To be clear, it is an awakening that comes with heavy qualifiers. As the years pass, King becomes more socially and politically aware. He is vehemently anti-Trump. His most notable instance of this was a 2016 post about Freddie Gray after the Baltimore police who killed Gray were acquitted. “Gee,” he tweeted, “looks like NOBODY killed Freddie Gray. Guess he just died of being black. Funny how that happens in this country.” Blunt, but effective. Everyone loved him that day.
This personal change creeps into his 2017 novel Sleeping Beauties as well, starting from the first page, which he uses to dedicate the book to the memory of Sandra Bland, the Black Texas woman inappropriately arrested and who died in her prison cell three days later. There are a couple of plot twists that lend themselves to this issue that I don’t want to spoil for you here, should you ever deign to attempt the 700-page not-great novel.

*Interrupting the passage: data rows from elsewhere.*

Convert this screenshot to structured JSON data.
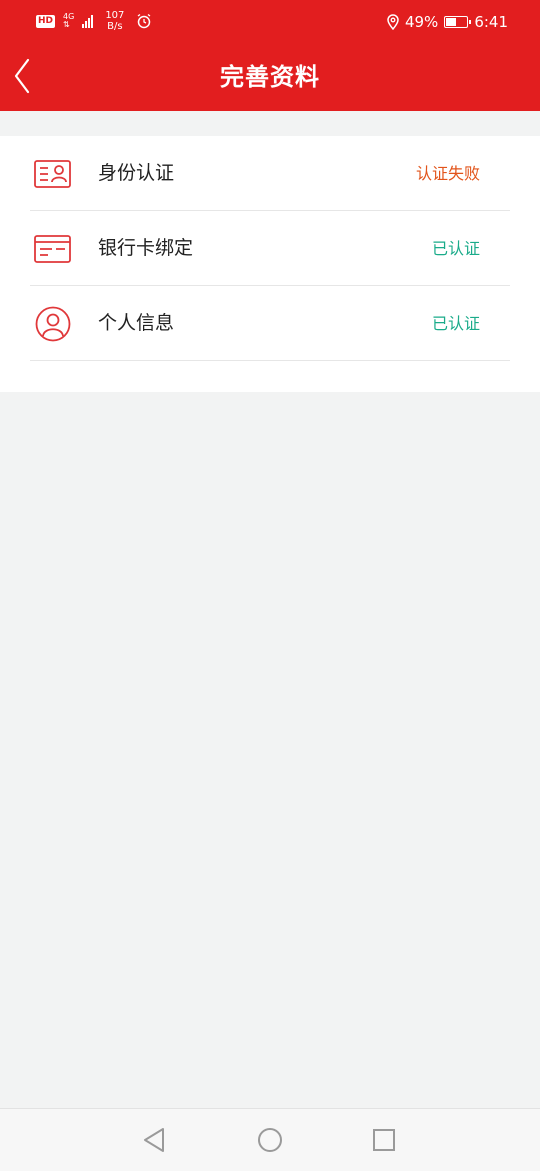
{
  "status_bar": {
    "hd": "HD",
    "network": "4G",
    "speed_value": "107",
    "speed_unit": "B/s",
    "battery": "49%",
    "time": "6:41"
  },
  "header": {
    "title": "完善资料",
    "back_icon": "back-chevron-icon"
  },
  "items": [
    {
      "label": "身份认证",
      "status": "认证失败",
      "status_color": "#e2541b",
      "icon": "id-card-icon"
    },
    {
      "label": "银行卡绑定",
      "status": "已认证",
      "status_color": "#1aab8a",
      "icon": "bank-card-icon"
    },
    {
      "label": "个人信息",
      "status": "已认证",
      "status_color": "#1aab8a",
      "icon": "user-circle-icon"
    }
  ],
  "colors": {
    "brand": "#e21e1f",
    "icon": "#e0383a",
    "background": "#f2f3f3"
  },
  "system_nav": {
    "back_icon": "nav-back-icon",
    "home_icon": "nav-home-icon",
    "recent_icon": "nav-recent-icon"
  }
}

It is this new awareness that King exhibits that both (in his mind) allows him to wade into discussions largely shielded by a privilege even most White people will never experience, while at the same time absolving himself of any wrongdoing because he thinks he’s at least ahead of the political curve. And for a senior citizen out of Maine, maybe he is. Either way, once you become aware of the extent of the problem of the interpretation of Black characters in King’s work, the realization invites a more important question to the table. The question isn’t whether or not Stephen King has prejudices or bias or benefits from White supremacy, or if he has racist thoughts. Even if he weren’t a 72-year-old unspeakably rich White man who has spent the bulk of his life in a state whose Black population has never broken 5% — Maine is literally the Whitest state in the country — those things would be true for all White people. The better question is whether or not Stephen King is a bigot.
For the record, my answer is no. If I believed that, this entire essay would be very different. Yet, this is the King we’re dealing with now, the King who wants to have some skin in the political game, who realizes that he has cultural blind spots, who has God money but wants to Zeus his way through the experience of the Common Man and raise a little dust. The problem is that he doesn’t have any Black friends to tell him how enormous his blind spots are; and getting dragged by Black Twitter, while occasionally helpful in instances like this, is not a substitute for substantive learning and critical thinking. And in this case, that may be the scariest thing of all.